April 8, 2013 3:46 am
Netwatch USA offers six tips to prevent vacant or foreclosed homes from falling victim to copper theft or potential occupation by trespassers or squatters:
• Keep up with lawn care and exterior maintenance. This will not only increase curb appeal once it’s ready to sell, it will also let would-be trespassers know that the house is regularly visited and may, in fact, be inhabited. Be sure to keep gutters clean, snow shoveled, and the lawn mowed. Be sure to remove all ladders and tools after maintenance to prevent them from being used for break-ins.
• Park a car in the driveway. If you have an extra car, keeping it in the driveway can be enough to make the house look inhabited. You may also want to ask a trusted neighbor to park in the driveway.
• Invest in automatic interior and exterior lights. Keeping pathways, doorways, and interiors well-lit may scare off potential burglars. Consider automatic lights for the exterior and lights on timers for the interior.
• Lock up your circuit breaker. Effective lighting and certain surveillance equipment requires electricity, so lock the door to your circuit breaker. If kept unlocked, thieves can easily access the breaker and cut off the electricity, therefore disabling lighting and some traditional burglar alarms. To minimize electrical fire risk, turn off all unnecessary electrical circuits.
• Manage where the vacant property’s address is published. Until the property is ready to sell, keep the address as private as possible. Thieves will access lists of vacant homes, which will make it easier and more efficient for them to find and break-in to homes.
• Check that you have the correct type of insurance. Confirm with your insurance company to see if your policy needs to change now that the property is vacant. More often than not, carrying construction companies’ risk policy will adequately cover you from copper theft and vandals.

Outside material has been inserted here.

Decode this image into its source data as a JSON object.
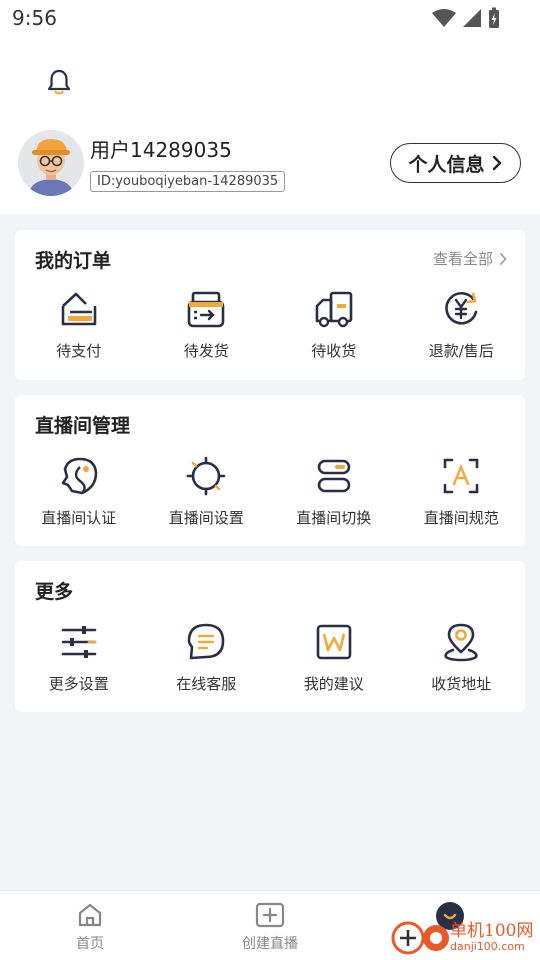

“Abandoned homes are, by their nature, a challenge to protect and are especially vulnerable to copper thieves,” said Netwatch CEO David Walsh. “Simply nailing plywood to windows and doors is not enough to scare off intruders and can easily be removed by saws and pry bars. Protecting your property with an effective surveillance system along with proper security measures will discourage potential copper thieves."
Published with permission from RISMedia.